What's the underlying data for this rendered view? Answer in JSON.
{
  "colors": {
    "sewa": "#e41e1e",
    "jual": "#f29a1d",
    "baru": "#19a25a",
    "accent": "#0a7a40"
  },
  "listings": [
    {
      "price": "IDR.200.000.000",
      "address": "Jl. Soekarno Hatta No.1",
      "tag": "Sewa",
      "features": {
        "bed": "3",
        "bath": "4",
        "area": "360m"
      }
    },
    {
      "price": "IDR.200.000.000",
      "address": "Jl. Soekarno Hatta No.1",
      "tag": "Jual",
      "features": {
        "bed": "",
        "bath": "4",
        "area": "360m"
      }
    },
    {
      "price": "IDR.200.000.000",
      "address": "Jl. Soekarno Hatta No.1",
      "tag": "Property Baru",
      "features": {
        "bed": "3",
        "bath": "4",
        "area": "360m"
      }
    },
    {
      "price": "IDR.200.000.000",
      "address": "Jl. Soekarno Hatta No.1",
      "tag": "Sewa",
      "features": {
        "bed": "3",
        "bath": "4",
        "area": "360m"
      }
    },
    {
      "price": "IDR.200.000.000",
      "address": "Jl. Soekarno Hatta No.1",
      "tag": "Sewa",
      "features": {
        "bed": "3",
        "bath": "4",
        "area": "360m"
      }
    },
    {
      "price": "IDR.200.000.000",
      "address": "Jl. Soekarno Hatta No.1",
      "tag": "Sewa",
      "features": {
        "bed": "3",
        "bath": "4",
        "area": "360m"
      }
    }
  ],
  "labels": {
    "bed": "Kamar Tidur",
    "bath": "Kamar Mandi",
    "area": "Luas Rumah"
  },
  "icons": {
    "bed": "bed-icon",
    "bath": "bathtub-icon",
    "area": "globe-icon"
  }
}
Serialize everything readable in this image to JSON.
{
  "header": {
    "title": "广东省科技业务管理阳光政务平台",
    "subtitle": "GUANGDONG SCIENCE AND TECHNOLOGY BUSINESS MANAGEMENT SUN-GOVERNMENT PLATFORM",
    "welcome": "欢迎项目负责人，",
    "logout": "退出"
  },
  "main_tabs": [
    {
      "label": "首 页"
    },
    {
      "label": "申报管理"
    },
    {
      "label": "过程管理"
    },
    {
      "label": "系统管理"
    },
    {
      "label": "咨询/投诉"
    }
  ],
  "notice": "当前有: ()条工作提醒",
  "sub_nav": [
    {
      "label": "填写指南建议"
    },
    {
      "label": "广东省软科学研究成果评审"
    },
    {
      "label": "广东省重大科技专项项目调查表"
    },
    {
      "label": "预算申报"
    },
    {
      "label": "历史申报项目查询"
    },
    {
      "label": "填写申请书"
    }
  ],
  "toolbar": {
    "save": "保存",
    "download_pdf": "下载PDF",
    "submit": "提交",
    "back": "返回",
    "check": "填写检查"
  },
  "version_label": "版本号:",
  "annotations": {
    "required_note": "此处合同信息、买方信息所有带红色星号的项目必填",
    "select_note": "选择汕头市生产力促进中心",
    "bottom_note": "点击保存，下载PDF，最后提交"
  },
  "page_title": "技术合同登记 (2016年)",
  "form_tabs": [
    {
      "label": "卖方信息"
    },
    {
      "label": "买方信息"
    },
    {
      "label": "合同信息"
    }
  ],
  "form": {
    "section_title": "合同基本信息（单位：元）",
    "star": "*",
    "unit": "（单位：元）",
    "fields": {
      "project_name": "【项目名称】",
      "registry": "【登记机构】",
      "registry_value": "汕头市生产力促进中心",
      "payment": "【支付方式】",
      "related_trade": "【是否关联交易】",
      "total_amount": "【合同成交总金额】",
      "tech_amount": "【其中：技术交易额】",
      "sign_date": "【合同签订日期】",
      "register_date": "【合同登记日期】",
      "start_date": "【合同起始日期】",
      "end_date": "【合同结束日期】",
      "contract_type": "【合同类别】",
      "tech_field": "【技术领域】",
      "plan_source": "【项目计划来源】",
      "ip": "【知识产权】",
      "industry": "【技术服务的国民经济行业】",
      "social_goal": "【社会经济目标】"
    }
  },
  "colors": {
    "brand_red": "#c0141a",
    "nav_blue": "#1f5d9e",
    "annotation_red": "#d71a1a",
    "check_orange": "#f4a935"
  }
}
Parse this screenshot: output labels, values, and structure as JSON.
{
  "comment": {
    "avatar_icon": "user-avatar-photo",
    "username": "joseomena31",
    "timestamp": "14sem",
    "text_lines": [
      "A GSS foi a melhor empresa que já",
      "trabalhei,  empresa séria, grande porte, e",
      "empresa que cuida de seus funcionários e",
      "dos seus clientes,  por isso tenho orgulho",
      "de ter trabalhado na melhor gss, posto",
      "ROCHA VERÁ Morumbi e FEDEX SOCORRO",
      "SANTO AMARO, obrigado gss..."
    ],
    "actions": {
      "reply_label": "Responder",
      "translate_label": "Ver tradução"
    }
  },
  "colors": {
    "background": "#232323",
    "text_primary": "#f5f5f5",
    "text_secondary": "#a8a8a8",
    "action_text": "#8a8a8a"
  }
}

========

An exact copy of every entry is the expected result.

— PROBLEM SOLUTION —
What's the underlying data for this rendered view? Answer in JSON.
{
  "colors": {
    "sewa": "#e41e1e",
    "jual": "#f29a1d",
    "baru": "#19a25a",
    "accent": "#0a7a40"
  },
  "listings": [
    {
      "price": "IDR.200.000.000",
      "address": "Jl. Soekarno Hatta No.1",
      "tag": "Sewa",
      "features": {
        "bed": "3",
        "bath": "4",
        "area": "360m"
      }
    },
    {
      "price": "IDR.200.000.000",
      "address": "Jl. Soekarno Hatta No.1",
      "tag": "Jual",
      "features": {
        "bed": "",
        "bath": "4",
        "area": "360m"
      }
    },
    {
      "price": "IDR.200.000.000",
      "address": "Jl. Soekarno Hatta No.1",
      "tag": "Property Baru",
      "features": {
        "bed": "3",
        "bath": "4",
        "area": "360m"
      }
    },
    {
      "price": "IDR.200.000.000",
      "address": "Jl. Soekarno Hatta No.1",
      "tag": "Sewa",
      "features": {
        "bed": "3",
        "bath": "4",
        "area": "360m"
      }
    },
    {
      "price": "IDR.200.000.000",
      "address": "Jl. Soekarno Hatta No.1",
      "tag": "Sewa",
      "features": {
        "bed": "3",
        "bath": "4",
        "area": "360m"
      }
    },
    {
      "price": "IDR.200.000.000",
      "address": "Jl. Soekarno Hatta No.1",
      "tag": "Sewa",
      "features": {
        "bed": "3",
        "bath": "4",
        "area": "360m"
      }
    }
  ],
  "labels": {
    "bed": "Kamar Tidur",
    "bath": "Kamar Mandi",
    "area": "Luas Rumah"
  },
  "icons": {
    "bed": "bed-icon",
    "bath": "bathtub-icon",
    "area": "globe-icon"
  }
}
Serialize everything readable in this image to JSON.
{
  "header": {
    "title": "广东省科技业务管理阳光政务平台",
    "subtitle": "GUANGDONG SCIENCE AND TECHNOLOGY BUSINESS MANAGEMENT SUN-GOVERNMENT PLATFORM",
    "welcome": "欢迎项目负责人，",
    "logout": "退出"
  },
  "main_tabs": [
    {
      "label": "首 页"
    },
    {
      "label": "申报管理"
    },
    {
      "label": "过程管理"
    },
    {
      "label": "系统管理"
    },
    {
      "label": "咨询/投诉"
    }
  ],
  "notice": "当前有: ()条工作提醒",
  "sub_nav": [
    {
      "label": "填写指南建议"
    },
    {
      "label": "广东省软科学研究成果评审"
    },
    {
      "label": "广东省重大科技专项项目调查表"
    },
    {
      "label": "预算申报"
    },
    {
      "label": "历史申报项目查询"
    },
    {
      "label": "填写申请书"
    }
  ],
  "toolbar": {
    "save": "保存",
    "download_pdf": "下载PDF",
    "submit": "提交",
    "back": "返回",
    "check": "填写检查"
  },
  "version_label": "版本号:",
  "annotations": {
    "required_note": "此处合同信息、买方信息所有带红色星号的项目必填",
    "select_note": "选择汕头市生产力促进中心",
    "bottom_note": "点击保存，下载PDF，最后提交"
  },
  "page_title": "技术合同登记 (2016年)",
  "form_tabs": [
    {
      "label": "卖方信息"
    },
    {
      "label": "买方信息"
    },
    {
      "label": "合同信息"
    }
  ],
  "form": {
    "section_title": "合同基本信息（单位：元）",
    "star": "*",
    "unit": "（单位：元）",
    "fields": {
      "project_name": "【项目名称】",
      "registry": "【登记机构】",
      "registry_value": "汕头市生产力促进中心",
      "payment": "【支付方式】",
      "related_trade": "【是否关联交易】",
      "total_amount": "【合同成交总金额】",
      "tech_amount": "【其中：技术交易额】",
      "sign_date": "【合同签订日期】",
      "register_date": "【合同登记日期】",
      "start_date": "【合同起始日期】",
      "end_date": "【合同结束日期】",
      "contract_type": "【合同类别】",
      "tech_field": "【技术领域】",
      "plan_source": "【项目计划来源】",
      "ip": "【知识产权】",
      "industry": "【技术服务的国民经济行业】",
      "social_goal": "【社会经济目标】"
    }
  },
  "colors": {
    "brand_red": "#c0141a",
    "nav_blue": "#1f5d9e",
    "annotation_red": "#d71a1a",
    "check_orange": "#f4a935"
  }
}
Parse this screenshot: output labels, values, and structure as JSON.
{
  "comment": {
    "avatar_icon": "user-avatar-photo",
    "username": "joseomena31",
    "timestamp": "14sem",
    "text_lines": [
      "A GSS foi a melhor empresa que já",
      "trabalhei,  empresa séria, grande porte, e",
      "empresa que cuida de seus funcionários e",
      "dos seus clientes,  por isso tenho orgulho",
      "de ter trabalhado na melhor gss, posto",
      "ROCHA VERÁ Morumbi e FEDEX SOCORRO",
      "SANTO AMARO, obrigado gss..."
    ],
    "actions": {
      "reply_label": "Responder",
      "translate_label": "Ver tradução"
    }
  },
  "colors": {
    "background": "#232323",
    "text_primary": "#f5f5f5",
    "text_secondary": "#a8a8a8",
    "action_text": "#8a8a8a"
  }
}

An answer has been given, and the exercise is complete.